Grow your garden’s fertility organically and cheaply

Bernice Shepherd

If you are serious about growing an abundance of food organically, you will want to maintain a healthy and fertile soil that needs little in the way of additives.

Most of us use compost, but the average household can never produce enough. That is where green manures and compost teas come in.

Green manures

Growing a cover crop is an excellent way to add organic matter and nutrition to your soil.

A green manure is essentially a cover crop of plants grown purely to chop down and dig back into a bed or leave on the surface.

All plants take up nutrients from the soil and store them in the leaves and stems – green manure crops are just better at doing this or are adept at taking up particular nutrients or trace elements. Once they break down, those elements are restored to the soil in an available form.

Green manure crops are cut before they flower. When plants are young, they are vigorous and full of nutrients, but once they start flowering all their energy goes into making fruit or seeds and this takes energy and nutrients from the green material of the plant.

You can buy particular mixes of green manure seeds, often including grains and legumes – but any plants can be used in this way.

Rather than chucking out seeds that are out of date, use them to fill a gap – you will be surprised how many of them come up.

Even weeds that have a deep tap root make an excellent green manure because they are especially good at sucking up nutrients from the subsoil – just make sure you dig them in before they flower.

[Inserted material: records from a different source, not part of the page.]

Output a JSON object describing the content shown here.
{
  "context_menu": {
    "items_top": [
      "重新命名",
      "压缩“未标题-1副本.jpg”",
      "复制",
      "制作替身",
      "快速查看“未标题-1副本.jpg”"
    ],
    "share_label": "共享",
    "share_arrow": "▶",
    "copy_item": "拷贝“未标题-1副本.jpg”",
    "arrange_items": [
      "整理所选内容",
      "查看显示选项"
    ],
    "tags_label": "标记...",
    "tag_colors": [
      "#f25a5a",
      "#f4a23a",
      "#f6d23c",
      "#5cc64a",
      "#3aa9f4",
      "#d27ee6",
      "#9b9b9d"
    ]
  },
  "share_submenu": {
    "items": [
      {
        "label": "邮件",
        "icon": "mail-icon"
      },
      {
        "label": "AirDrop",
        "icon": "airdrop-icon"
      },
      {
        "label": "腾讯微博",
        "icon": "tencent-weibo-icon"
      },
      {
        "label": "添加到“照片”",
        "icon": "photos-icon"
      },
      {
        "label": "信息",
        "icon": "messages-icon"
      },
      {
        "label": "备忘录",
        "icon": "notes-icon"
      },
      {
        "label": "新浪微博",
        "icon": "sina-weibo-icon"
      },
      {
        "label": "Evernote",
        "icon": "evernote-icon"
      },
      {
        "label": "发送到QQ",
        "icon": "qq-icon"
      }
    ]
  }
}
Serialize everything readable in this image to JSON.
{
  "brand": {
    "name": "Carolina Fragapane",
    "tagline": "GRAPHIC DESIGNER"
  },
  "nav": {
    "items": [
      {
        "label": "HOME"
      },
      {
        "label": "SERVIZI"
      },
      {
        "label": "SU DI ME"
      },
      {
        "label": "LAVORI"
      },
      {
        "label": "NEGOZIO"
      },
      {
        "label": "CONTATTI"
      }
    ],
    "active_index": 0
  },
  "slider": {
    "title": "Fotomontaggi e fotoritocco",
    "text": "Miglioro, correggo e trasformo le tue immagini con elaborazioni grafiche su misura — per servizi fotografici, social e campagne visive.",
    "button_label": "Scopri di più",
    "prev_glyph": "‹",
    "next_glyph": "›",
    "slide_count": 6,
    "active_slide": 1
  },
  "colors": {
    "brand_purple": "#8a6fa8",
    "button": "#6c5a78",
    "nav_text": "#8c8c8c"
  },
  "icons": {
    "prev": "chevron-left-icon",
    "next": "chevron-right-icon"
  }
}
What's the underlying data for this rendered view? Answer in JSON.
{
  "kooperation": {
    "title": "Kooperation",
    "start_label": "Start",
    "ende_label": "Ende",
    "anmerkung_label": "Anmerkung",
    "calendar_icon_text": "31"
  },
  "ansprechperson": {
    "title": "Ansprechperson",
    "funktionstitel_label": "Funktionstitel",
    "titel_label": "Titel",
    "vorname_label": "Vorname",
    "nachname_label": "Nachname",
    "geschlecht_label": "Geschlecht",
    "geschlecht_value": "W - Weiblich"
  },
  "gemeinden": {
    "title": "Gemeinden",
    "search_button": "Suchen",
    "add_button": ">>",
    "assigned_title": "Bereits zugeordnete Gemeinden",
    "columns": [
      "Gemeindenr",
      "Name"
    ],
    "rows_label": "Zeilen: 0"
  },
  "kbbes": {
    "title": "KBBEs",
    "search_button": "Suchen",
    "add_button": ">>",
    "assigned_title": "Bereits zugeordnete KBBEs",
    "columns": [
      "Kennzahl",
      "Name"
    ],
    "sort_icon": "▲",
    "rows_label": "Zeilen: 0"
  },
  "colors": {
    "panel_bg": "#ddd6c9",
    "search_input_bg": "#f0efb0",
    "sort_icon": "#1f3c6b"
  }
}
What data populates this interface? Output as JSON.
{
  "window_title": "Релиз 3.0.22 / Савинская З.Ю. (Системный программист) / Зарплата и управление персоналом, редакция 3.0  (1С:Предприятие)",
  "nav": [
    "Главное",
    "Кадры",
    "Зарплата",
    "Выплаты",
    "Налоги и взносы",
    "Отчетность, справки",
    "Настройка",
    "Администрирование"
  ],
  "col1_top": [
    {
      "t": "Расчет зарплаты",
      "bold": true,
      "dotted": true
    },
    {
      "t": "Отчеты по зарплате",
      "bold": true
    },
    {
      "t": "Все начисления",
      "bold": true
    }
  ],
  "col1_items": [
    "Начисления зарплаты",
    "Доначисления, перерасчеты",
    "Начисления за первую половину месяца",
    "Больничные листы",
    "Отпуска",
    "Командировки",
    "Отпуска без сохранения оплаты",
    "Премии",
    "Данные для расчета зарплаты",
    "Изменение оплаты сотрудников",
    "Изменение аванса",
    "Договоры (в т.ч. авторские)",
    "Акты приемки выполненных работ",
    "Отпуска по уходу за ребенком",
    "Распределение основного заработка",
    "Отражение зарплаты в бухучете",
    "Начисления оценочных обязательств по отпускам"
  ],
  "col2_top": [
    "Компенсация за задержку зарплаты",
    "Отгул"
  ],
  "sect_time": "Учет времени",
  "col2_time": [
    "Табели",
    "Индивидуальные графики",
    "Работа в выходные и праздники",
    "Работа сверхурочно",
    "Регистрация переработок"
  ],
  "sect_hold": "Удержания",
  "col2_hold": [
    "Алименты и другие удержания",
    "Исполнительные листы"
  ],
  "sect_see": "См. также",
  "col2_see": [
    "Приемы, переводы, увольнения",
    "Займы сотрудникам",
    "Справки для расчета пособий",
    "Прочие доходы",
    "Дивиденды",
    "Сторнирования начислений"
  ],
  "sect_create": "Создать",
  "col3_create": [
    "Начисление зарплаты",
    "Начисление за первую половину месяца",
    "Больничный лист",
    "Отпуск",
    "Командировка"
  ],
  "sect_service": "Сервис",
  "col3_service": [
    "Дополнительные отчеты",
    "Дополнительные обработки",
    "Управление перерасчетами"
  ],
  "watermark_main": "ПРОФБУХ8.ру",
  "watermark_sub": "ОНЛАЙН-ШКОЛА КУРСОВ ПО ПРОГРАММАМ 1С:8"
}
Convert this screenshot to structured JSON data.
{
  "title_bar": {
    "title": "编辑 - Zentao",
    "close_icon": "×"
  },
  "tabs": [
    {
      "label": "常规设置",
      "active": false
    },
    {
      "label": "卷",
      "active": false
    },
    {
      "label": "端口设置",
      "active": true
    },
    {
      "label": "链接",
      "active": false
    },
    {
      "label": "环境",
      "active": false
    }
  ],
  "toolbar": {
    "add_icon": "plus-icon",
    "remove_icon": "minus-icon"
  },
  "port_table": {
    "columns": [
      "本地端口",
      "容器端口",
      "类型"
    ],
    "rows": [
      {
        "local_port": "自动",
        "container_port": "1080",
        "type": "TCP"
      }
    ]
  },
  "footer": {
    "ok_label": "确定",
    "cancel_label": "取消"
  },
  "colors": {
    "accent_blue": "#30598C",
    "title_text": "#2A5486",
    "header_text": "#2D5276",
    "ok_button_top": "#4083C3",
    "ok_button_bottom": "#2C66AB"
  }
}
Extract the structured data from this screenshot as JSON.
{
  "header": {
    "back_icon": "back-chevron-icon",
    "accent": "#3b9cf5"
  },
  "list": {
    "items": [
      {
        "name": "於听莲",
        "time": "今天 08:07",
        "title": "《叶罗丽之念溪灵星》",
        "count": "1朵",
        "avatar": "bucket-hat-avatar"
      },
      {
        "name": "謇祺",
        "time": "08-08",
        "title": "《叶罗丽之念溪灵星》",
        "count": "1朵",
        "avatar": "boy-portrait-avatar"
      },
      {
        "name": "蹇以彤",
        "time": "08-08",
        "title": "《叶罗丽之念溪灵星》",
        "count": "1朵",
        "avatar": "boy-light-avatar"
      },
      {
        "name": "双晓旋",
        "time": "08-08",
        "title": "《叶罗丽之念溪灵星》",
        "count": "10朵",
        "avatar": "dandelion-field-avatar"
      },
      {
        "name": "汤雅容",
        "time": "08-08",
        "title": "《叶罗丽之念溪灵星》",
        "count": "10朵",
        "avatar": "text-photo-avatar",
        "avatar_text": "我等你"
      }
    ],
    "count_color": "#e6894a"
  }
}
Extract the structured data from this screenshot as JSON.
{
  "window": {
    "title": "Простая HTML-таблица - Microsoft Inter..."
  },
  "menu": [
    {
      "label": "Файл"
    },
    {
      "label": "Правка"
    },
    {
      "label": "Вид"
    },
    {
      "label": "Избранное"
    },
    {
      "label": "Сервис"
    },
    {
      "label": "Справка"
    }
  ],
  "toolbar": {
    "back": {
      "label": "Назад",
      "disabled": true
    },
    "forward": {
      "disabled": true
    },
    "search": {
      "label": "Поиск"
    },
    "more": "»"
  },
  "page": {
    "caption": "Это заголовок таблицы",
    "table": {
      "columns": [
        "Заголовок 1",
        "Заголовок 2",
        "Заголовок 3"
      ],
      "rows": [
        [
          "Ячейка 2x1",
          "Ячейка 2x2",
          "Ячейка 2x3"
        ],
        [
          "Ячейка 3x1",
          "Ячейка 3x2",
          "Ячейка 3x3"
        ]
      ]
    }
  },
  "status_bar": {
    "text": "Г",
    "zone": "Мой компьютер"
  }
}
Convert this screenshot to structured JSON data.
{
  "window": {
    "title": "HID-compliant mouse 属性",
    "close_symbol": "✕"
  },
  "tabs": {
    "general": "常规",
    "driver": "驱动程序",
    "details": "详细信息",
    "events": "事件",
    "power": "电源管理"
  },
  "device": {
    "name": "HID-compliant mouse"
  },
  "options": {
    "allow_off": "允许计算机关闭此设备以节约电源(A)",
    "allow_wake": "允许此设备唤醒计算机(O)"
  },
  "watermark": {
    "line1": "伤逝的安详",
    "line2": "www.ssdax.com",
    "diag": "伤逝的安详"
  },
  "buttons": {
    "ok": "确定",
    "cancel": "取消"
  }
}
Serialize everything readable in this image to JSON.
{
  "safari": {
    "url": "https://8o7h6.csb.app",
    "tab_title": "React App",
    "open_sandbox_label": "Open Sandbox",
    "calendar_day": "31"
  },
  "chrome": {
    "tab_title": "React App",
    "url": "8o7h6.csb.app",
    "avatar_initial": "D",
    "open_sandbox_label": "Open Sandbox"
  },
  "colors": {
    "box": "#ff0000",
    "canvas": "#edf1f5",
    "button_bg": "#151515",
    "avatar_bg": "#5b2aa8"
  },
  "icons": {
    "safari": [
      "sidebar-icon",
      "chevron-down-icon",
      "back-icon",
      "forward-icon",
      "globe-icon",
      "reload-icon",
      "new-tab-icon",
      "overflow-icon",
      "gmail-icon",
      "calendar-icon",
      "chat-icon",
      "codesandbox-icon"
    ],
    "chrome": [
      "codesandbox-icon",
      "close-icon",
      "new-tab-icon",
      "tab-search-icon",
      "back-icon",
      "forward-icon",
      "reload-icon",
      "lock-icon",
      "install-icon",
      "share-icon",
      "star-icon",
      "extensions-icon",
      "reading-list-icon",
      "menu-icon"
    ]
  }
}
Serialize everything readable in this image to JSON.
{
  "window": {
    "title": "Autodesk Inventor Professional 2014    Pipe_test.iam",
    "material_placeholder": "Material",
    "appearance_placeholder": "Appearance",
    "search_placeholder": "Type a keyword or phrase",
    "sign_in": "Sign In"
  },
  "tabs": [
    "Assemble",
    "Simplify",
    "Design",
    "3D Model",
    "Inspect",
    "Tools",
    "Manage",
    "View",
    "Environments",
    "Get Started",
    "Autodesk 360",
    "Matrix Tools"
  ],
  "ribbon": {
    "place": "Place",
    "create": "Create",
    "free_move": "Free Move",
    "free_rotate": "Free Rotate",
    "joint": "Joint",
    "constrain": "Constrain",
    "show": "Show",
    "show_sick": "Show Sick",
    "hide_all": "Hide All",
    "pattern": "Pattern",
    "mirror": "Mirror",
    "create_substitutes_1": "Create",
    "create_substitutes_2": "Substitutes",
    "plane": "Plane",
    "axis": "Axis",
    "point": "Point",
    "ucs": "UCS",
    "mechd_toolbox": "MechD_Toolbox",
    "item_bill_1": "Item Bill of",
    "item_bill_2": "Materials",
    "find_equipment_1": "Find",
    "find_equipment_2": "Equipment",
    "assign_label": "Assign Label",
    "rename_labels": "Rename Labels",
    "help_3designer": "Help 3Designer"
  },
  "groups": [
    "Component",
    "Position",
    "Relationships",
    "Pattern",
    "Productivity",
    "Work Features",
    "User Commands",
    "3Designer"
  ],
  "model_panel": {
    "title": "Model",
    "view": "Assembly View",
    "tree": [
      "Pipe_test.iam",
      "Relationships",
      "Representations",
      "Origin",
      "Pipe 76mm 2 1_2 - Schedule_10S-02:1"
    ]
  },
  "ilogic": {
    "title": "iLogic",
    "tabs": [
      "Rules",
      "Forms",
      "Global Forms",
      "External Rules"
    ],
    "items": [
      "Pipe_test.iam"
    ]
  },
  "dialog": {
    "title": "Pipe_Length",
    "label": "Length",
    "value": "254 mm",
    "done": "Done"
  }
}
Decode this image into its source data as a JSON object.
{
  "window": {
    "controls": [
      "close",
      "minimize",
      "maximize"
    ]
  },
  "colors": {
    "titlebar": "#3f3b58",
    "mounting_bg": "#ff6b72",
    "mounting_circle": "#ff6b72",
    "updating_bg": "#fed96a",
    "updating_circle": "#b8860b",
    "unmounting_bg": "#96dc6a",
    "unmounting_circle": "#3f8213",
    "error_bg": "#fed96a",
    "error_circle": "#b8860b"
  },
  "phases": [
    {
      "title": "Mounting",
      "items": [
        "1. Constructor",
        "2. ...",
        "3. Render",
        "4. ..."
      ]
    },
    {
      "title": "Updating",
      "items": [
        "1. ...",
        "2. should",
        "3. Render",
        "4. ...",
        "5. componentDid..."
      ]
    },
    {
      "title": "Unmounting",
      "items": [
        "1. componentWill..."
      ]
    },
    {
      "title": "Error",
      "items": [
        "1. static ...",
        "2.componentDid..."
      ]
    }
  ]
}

Peas make good green manure.

Sow green manure seeds in the bed and allow them to grow into a mass of green plant matter. Before they start to flower, chop them down.

Dig them into the soil and give them another turn in a week or two. In three or four weeks your bed will be ready to plant into.

Alternatively, you can leave them as a mulch to compost on the surface. Either way the worms and other critters are going to love them.

Cool season cover crops: Mustard, brassicas, oats, wheat, barley, clover, lupins, fenugreek, peas and beans.

Warm season cover crops: Buckwheat, cowpea, millet, lablab, marigold, mung and soybean.

Compost Tea

Compost tea or weed tea is a rich fertilizer you can make yourself. It is a great way of using up weeds – especially if they have seeded and you don’t want to put them in the compost.

You need a large bucket or container (a 20 litre food grade bucket is perfect), a mass of green leaves or grass and water. Rainwater is the best but tap water can also be used.

Put the leaf material in the bucket, fill to the top with water and leave the ‘tea’ to steep. Some people like to put the weeds into a hessian bag to hang in the bucket and this makes them easier to remove later.

After a few weeks your compost tea will be ready to use, but make sure you dilute it first.

The longer you leave your compost tea, the richer and more potent it becomes. You can even let it steep for years and it will become an extremely effective fertilizer that you need only a tiny quantity of – a spoonful in a watering can.

A bucket of weeds topped with water. Photos: Bernice Shepherd

One gardener who has a brew that is five years old says it is almost like a magic potion.

You can also use compost tea as an inoculant to encourage good bacteria in your soil, such as after a waterlogging event. If you want to do this, use it within 24–48 hours of making it – after this, anaerobic bacteria become dominant.

Experiment with your weed tea – one friend with a banana plant uses just the bananas she can’t eat or give away. She swears by this potent mixture and if her garden is anything to go by, it works.

The one drawback is that compost tea does become rather stinky – so a lid is advisable. It will also stop frogs, lizards and mosquitoes from getting in.

A green manure bed.

Welcome to Richmond Valley and Kyogle news

Install
×
Scroll to Top
Like an alert when we add a story? Yes please No thanks